Exercise: Write out each record below, word for word.

------------------------------

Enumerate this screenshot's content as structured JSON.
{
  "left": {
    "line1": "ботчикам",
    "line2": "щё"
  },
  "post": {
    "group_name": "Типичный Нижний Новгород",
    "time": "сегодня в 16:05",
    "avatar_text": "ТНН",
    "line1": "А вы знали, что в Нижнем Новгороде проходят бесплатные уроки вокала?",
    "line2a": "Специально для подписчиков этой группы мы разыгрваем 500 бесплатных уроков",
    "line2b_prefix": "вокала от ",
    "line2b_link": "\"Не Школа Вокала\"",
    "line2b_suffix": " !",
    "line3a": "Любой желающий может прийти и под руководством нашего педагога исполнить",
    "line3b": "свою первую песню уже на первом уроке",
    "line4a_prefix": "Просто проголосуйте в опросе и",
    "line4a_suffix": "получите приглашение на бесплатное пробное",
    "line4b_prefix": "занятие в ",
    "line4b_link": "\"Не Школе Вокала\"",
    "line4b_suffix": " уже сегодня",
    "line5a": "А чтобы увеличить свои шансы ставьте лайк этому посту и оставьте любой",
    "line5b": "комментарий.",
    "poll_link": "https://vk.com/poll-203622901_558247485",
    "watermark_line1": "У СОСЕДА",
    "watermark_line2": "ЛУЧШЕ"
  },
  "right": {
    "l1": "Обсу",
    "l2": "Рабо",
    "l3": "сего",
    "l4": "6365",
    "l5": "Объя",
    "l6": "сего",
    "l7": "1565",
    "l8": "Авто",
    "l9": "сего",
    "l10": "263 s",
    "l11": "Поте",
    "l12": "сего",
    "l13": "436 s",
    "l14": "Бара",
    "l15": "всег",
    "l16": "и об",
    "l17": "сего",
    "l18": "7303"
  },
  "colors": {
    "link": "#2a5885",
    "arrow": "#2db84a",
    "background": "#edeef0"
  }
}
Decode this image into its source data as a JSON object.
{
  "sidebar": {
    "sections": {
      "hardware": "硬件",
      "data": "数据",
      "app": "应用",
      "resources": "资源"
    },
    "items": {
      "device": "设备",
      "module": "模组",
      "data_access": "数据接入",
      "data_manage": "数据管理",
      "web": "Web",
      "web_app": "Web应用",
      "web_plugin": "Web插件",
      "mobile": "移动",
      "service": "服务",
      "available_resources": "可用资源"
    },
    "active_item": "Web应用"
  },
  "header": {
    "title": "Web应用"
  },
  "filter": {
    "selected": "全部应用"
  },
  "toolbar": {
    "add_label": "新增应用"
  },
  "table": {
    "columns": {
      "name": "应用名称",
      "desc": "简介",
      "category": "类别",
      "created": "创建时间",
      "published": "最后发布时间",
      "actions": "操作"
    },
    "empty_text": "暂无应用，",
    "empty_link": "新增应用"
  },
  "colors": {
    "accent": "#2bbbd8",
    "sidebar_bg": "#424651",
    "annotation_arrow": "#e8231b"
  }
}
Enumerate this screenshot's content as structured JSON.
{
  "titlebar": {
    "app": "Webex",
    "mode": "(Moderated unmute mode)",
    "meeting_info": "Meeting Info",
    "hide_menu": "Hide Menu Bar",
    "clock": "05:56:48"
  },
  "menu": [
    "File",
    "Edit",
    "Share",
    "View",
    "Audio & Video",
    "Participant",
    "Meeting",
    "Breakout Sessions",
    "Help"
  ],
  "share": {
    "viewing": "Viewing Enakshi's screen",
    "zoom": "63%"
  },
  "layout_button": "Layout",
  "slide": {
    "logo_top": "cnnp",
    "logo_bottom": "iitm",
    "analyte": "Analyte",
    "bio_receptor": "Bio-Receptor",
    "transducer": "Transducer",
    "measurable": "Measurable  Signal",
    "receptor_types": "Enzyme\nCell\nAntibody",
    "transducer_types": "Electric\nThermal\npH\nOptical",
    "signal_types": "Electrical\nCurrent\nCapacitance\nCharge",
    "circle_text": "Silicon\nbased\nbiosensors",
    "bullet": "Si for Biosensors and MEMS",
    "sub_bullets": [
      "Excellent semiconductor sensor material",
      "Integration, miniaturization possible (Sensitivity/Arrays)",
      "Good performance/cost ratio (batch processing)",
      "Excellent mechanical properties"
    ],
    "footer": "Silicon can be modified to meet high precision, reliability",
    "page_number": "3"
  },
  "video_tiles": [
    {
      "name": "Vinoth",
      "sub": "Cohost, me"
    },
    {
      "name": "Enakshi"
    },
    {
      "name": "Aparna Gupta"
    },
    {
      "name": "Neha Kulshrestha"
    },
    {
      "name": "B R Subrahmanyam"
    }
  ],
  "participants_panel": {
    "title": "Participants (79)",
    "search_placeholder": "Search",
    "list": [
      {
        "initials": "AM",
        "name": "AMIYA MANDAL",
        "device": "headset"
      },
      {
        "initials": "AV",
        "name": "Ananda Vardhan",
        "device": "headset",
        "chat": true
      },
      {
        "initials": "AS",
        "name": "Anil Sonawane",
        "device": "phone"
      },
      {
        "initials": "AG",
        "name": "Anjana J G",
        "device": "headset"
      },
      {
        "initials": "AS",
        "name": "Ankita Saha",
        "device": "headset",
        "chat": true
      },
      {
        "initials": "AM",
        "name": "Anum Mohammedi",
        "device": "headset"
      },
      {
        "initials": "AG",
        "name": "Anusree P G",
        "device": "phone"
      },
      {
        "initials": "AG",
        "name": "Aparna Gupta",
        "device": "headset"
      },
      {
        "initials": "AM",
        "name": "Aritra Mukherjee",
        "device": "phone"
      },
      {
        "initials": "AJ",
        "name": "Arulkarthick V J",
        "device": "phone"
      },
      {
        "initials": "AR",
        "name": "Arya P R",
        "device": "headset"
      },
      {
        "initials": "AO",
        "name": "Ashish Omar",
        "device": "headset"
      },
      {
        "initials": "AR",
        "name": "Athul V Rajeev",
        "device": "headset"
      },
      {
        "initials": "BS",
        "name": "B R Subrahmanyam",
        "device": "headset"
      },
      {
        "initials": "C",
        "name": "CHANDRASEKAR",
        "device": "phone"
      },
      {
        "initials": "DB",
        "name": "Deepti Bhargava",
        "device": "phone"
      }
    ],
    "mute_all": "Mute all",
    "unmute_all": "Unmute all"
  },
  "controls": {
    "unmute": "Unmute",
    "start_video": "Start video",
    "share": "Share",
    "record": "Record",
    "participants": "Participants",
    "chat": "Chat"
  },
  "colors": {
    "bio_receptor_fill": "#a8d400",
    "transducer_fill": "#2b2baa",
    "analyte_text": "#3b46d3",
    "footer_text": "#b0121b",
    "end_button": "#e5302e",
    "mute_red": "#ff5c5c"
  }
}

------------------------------

Solution below:
Enumerate this screenshot's content as structured JSON.
{
  "left": {
    "line1": "ботчикам",
    "line2": "щё"
  },
  "post": {
    "group_name": "Типичный Нижний Новгород",
    "time": "сегодня в 16:05",
    "avatar_text": "ТНН",
    "line1": "А вы знали, что в Нижнем Новгороде проходят бесплатные уроки вокала?",
    "line2a": "Специально для подписчиков этой группы мы разыгрваем 500 бесплатных уроков",
    "line2b_prefix": "вокала от ",
    "line2b_link": "\"Не Школа Вокала\"",
    "line2b_suffix": " !",
    "line3a": "Любой желающий может прийти и под руководством нашего педагога исполнить",
    "line3b": "свою первую песню уже на первом уроке",
    "line4a_prefix": "Просто проголосуйте в опросе и",
    "line4a_suffix": "получите приглашение на бесплатное пробное",
    "line4b_prefix": "занятие в ",
    "line4b_link": "\"Не Школе Вокала\"",
    "line4b_suffix": " уже сегодня",
    "line5a": "А чтобы увеличить свои шансы ставьте лайк этому посту и оставьте любой",
    "line5b": "комментарий.",
    "poll_link": "https://vk.com/poll-203622901_558247485",
    "watermark_line1": "У СОСЕДА",
    "watermark_line2": "ЛУЧШЕ"
  },
  "right": {
    "l1": "Обсу",
    "l2": "Рабо",
    "l3": "сего",
    "l4": "6365",
    "l5": "Объя",
    "l6": "сего",
    "l7": "1565",
    "l8": "Авто",
    "l9": "сего",
    "l10": "263 s",
    "l11": "Поте",
    "l12": "сего",
    "l13": "436 s",
    "l14": "Бара",
    "l15": "всег",
    "l16": "и об",
    "l17": "сего",
    "l18": "7303"
  },
  "colors": {
    "link": "#2a5885",
    "arrow": "#2db84a",
    "background": "#edeef0"
  }
}
Decode this image into its source data as a JSON object.
{
  "sidebar": {
    "sections": {
      "hardware": "硬件",
      "data": "数据",
      "app": "应用",
      "resources": "资源"
    },
    "items": {
      "device": "设备",
      "module": "模组",
      "data_access": "数据接入",
      "data_manage": "数据管理",
      "web": "Web",
      "web_app": "Web应用",
      "web_plugin": "Web插件",
      "mobile": "移动",
      "service": "服务",
      "available_resources": "可用资源"
    },
    "active_item": "Web应用"
  },
  "header": {
    "title": "Web应用"
  },
  "filter": {
    "selected": "全部应用"
  },
  "toolbar": {
    "add_label": "新增应用"
  },
  "table": {
    "columns": {
      "name": "应用名称",
      "desc": "简介",
      "category": "类别",
      "created": "创建时间",
      "published": "最后发布时间",
      "actions": "操作"
    },
    "empty_text": "暂无应用，",
    "empty_link": "新增应用"
  },
  "colors": {
    "accent": "#2bbbd8",
    "sidebar_bg": "#424651",
    "annotation_arrow": "#e8231b"
  }
}
Enumerate this screenshot's content as structured JSON.
{
  "titlebar": {
    "app": "Webex",
    "mode": "(Moderated unmute mode)",
    "meeting_info": "Meeting Info",
    "hide_menu": "Hide Menu Bar",
    "clock": "05:56:48"
  },
  "menu": [
    "File",
    "Edit",
    "Share",
    "View",
    "Audio & Video",
    "Participant",
    "Meeting",
    "Breakout Sessions",
    "Help"
  ],
  "share": {
    "viewing": "Viewing Enakshi's screen",
    "zoom": "63%"
  },
  "layout_button": "Layout",
  "slide": {
    "logo_top": "cnnp",
    "logo_bottom": "iitm",
    "analyte": "Analyte",
    "bio_receptor": "Bio-Receptor",
    "transducer": "Transducer",
    "measurable": "Measurable  Signal",
    "receptor_types": "Enzyme\nCell\nAntibody",
    "transducer_types": "Electric\nThermal\npH\nOptical",
    "signal_types": "Electrical\nCurrent\nCapacitance\nCharge",
    "circle_text": "Silicon\nbased\nbiosensors",
    "bullet": "Si for Biosensors and MEMS",
    "sub_bullets": [
      "Excellent semiconductor sensor material",
      "Integration, miniaturization possible (Sensitivity/Arrays)",
      "Good performance/cost ratio (batch processing)",
      "Excellent mechanical properties"
    ],
    "footer": "Silicon can be modified to meet high precision, reliability",
    "page_number": "3"
  },
  "video_tiles": [
    {
      "name": "Vinoth",
      "sub": "Cohost, me"
    },
    {
      "name": "Enakshi"
    },
    {
      "name": "Aparna Gupta"
    },
    {
      "name": "Neha Kulshrestha"
    },
    {
      "name": "B R Subrahmanyam"
    }
  ],
  "participants_panel": {
    "title": "Participants (79)",
    "search_placeholder": "Search",
    "list": [
      {
        "initials": "AM",
        "name": "AMIYA MANDAL",
        "device": "headset"
      },
      {
        "initials": "AV",
        "name": "Ananda Vardhan",
        "device": "headset",
        "chat": true
      },
      {
        "initials": "AS",
        "name": "Anil Sonawane",
        "device": "phone"
      },
      {
        "initials": "AG",
        "name": "Anjana J G",
        "device": "headset"
      },
      {
        "initials": "AS",
        "name": "Ankita Saha",
        "device": "headset",
        "chat": true
      },
      {
        "initials": "AM",
        "name": "Anum Mohammedi",
        "device": "headset"
      },
      {
        "initials": "AG",
        "name": "Anusree P G",
        "device": "phone"
      },
      {
        "initials": "AG",
        "name": "Aparna Gupta",
        "device": "headset"
      },
      {
        "initials": "AM",
        "name": "Aritra Mukherjee",
        "device": "phone"
      },
      {
        "initials": "AJ",
        "name": "Arulkarthick V J",
        "device": "phone"
      },
      {
        "initials": "AR",
        "name": "Arya P R",
        "device": "headset"
      },
      {
        "initials": "AO",
        "name": "Ashish Omar",
        "device": "headset"
      },
      {
        "initials": "AR",
        "name": "Athul V Rajeev",
        "device": "headset"
      },
      {
        "initials": "BS",
        "name": "B R Subrahmanyam",
        "device": "headset"
      },
      {
        "initials": "C",
        "name": "CHANDRASEKAR",
        "device": "phone"
      },
      {
        "initials": "DB",
        "name": "Deepti Bhargava",
        "device": "phone"
      }
    ],
    "mute_all": "Mute all",
    "unmute_all": "Unmute all"
  },
  "controls": {
    "unmute": "Unmute",
    "start_video": "Start video",
    "share": "Share",
    "record": "Record",
    "participants": "Participants",
    "chat": "Chat"
  },
  "colors": {
    "bio_receptor_fill": "#a8d400",
    "transducer_fill": "#2b2baa",
    "analyte_text": "#3b46d3",
    "footer_text": "#b0121b",
    "end_button": "#e5302e",
    "mute_red": "#ff5c5c"
  }
}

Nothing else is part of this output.